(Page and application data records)
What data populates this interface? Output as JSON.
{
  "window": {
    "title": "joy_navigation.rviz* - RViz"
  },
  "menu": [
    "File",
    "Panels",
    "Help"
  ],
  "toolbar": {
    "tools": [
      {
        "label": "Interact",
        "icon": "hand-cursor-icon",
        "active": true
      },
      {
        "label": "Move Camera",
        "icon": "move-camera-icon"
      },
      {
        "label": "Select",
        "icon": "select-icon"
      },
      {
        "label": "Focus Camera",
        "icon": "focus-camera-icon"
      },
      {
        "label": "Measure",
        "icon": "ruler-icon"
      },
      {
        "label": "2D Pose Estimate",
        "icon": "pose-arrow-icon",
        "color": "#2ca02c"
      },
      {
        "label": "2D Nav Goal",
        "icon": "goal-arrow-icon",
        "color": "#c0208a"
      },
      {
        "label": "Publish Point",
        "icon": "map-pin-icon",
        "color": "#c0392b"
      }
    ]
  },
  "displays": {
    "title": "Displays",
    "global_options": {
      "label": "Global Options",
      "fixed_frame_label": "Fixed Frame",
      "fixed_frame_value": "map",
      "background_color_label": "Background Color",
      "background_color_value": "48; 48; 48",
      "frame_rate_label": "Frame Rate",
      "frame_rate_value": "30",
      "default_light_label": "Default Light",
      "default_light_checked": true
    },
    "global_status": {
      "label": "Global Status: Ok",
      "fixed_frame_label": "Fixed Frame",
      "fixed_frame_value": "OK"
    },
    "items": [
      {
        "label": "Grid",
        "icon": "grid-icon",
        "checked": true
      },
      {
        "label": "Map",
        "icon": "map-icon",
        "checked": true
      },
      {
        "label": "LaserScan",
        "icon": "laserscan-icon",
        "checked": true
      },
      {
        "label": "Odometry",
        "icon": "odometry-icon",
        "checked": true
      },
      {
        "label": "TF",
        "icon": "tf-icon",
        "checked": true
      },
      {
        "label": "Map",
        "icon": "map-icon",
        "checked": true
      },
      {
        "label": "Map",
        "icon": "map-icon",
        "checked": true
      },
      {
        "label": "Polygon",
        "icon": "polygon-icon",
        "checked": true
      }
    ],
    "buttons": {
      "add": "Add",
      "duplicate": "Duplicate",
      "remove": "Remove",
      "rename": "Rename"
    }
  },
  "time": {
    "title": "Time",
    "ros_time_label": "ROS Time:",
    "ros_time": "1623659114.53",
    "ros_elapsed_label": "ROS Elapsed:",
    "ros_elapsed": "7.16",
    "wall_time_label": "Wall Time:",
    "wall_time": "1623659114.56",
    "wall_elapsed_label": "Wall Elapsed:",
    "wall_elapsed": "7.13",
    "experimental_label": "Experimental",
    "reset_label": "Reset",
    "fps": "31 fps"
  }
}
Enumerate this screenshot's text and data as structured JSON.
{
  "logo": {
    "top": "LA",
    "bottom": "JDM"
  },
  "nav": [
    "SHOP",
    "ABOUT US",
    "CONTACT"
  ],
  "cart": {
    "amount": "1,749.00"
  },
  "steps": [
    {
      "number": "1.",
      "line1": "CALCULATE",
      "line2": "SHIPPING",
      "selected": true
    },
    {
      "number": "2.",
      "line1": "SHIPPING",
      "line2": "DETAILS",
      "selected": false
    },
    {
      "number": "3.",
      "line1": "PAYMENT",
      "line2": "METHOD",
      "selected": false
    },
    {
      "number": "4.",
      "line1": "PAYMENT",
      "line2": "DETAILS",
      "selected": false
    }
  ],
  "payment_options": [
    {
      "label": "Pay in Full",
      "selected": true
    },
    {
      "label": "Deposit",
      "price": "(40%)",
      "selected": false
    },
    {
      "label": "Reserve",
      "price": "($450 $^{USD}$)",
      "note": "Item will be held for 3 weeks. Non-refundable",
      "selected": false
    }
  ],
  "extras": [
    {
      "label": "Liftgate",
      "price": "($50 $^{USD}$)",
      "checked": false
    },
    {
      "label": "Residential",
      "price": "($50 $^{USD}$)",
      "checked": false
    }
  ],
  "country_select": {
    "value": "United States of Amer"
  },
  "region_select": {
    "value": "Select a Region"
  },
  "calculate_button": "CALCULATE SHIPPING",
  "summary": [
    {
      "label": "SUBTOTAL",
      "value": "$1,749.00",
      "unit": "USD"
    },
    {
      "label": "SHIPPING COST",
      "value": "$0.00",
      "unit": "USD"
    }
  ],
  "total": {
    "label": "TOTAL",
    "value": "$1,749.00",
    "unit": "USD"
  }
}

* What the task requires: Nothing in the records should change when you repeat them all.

* Response area:
What data populates this interface? Output as JSON.
{
  "window": {
    "title": "joy_navigation.rviz* - RViz"
  },
  "menu": [
    "File",
    "Panels",
    "Help"
  ],
  "toolbar": {
    "tools": [
      {
        "label": "Interact",
        "icon": "hand-cursor-icon",
        "active": true
      },
      {
        "label": "Move Camera",
        "icon": "move-camera-icon"
      },
      {
        "label": "Select",
        "icon": "select-icon"
      },
      {
        "label": "Focus Camera",
        "icon": "focus-camera-icon"
      },
      {
        "label": "Measure",
        "icon": "ruler-icon"
      },
      {
        "label": "2D Pose Estimate",
        "icon": "pose-arrow-icon",
        "color": "#2ca02c"
      },
      {
        "label": "2D Nav Goal",
        "icon": "goal-arrow-icon",
        "color": "#c0208a"
      },
      {
        "label": "Publish Point",
        "icon": "map-pin-icon",
        "color": "#c0392b"
      }
    ]
  },
  "displays": {
    "title": "Displays",
    "global_options": {
      "label": "Global Options",
      "fixed_frame_label": "Fixed Frame",
      "fixed_frame_value": "map",
      "background_color_label": "Background Color",
      "background_color_value": "48; 48; 48",
      "frame_rate_label": "Frame Rate",
      "frame_rate_value": "30",
      "default_light_label": "Default Light",
      "default_light_checked": true
    },
    "global_status": {
      "label": "Global Status: Ok",
      "fixed_frame_label": "Fixed Frame",
      "fixed_frame_value": "OK"
    },
    "items": [
      {
        "label": "Grid",
        "icon": "grid-icon",
        "checked": true
      },
      {
        "label": "Map",
        "icon": "map-icon",
        "checked": true
      },
      {
        "label": "LaserScan",
        "icon": "laserscan-icon",
        "checked": true
      },
      {
        "label": "Odometry",
        "icon": "odometry-icon",
        "checked": true
      },
      {
        "label": "TF",
        "icon": "tf-icon",
        "checked": true
      },
      {
        "label": "Map",
        "icon": "map-icon",
        "checked": true
      },
      {
        "label": "Map",
        "icon": "map-icon",
        "checked": true
      },
      {
        "label": "Polygon",
        "icon": "polygon-icon",
        "checked": true
      }
    ],
    "buttons": {
      "add": "Add",
      "duplicate": "Duplicate",
      "remove": "Remove",
      "rename": "Rename"
    }
  },
  "time": {
    "title": "Time",
    "ros_time_label": "ROS Time:",
    "ros_time": "1623659114.53",
    "ros_elapsed_label": "ROS Elapsed:",
    "ros_elapsed": "7.16",
    "wall_time_label": "Wall Time:",
    "wall_time": "1623659114.56",
    "wall_elapsed_label": "Wall Elapsed:",
    "wall_elapsed": "7.13",
    "experimental_label": "Experimental",
    "reset_label": "Reset",
    "fps": "31 fps"
  }
}
Enumerate this screenshot's text and data as structured JSON.
{
  "logo": {
    "top": "LA",
    "bottom": "JDM"
  },
  "nav": [
    "SHOP",
    "ABOUT US",
    "CONTACT"
  ],
  "cart": {
    "amount": "1,749.00"
  },
  "steps": [
    {
      "number": "1.",
      "line1": "CALCULATE",
      "line2": "SHIPPING",
      "selected": true
    },
    {
      "number": "2.",
      "line1": "SHIPPING",
      "line2": "DETAILS",
      "selected": false
    },
    {
      "number": "3.",
      "line1": "PAYMENT",
      "line2": "METHOD",
      "selected": false
    },
    {
      "number": "4.",
      "line1": "PAYMENT",
      "line2": "DETAILS",
      "selected": false
    }
  ],
  "payment_options": [
    {
      "label": "Pay in Full",
      "selected": true
    },
    {
      "label": "Deposit",
      "price": "(40%)",
      "selected": false
    },
    {
      "label": "Reserve",
      "price": "($450 $^{USD}$)",
      "note": "Item will be held for 3 weeks. Non-refundable",
      "selected": false
    }
  ],
  "extras": [
    {
      "label": "Liftgate",
      "price": "($50 $^{USD}$)",
      "checked": false
    },
    {
      "label": "Residential",
      "price": "($50 $^{USD}$)",
      "checked": false
    }
  ],
  "country_select": {
    "value": "United States of Amer"
  },
  "region_select": {
    "value": "Select a Region"
  },
  "calculate_button": "CALCULATE SHIPPING",
  "summary": [
    {
      "label": "SUBTOTAL",
      "value": "$1,749.00",
      "unit": "USD"
    },
    {
      "label": "SHIPPING COST",
      "value": "$0.00",
      "unit": "USD"
    }
  ],
  "total": {
    "label": "TOTAL",
    "value": "$1,749.00",
    "unit": "USD"
  }
}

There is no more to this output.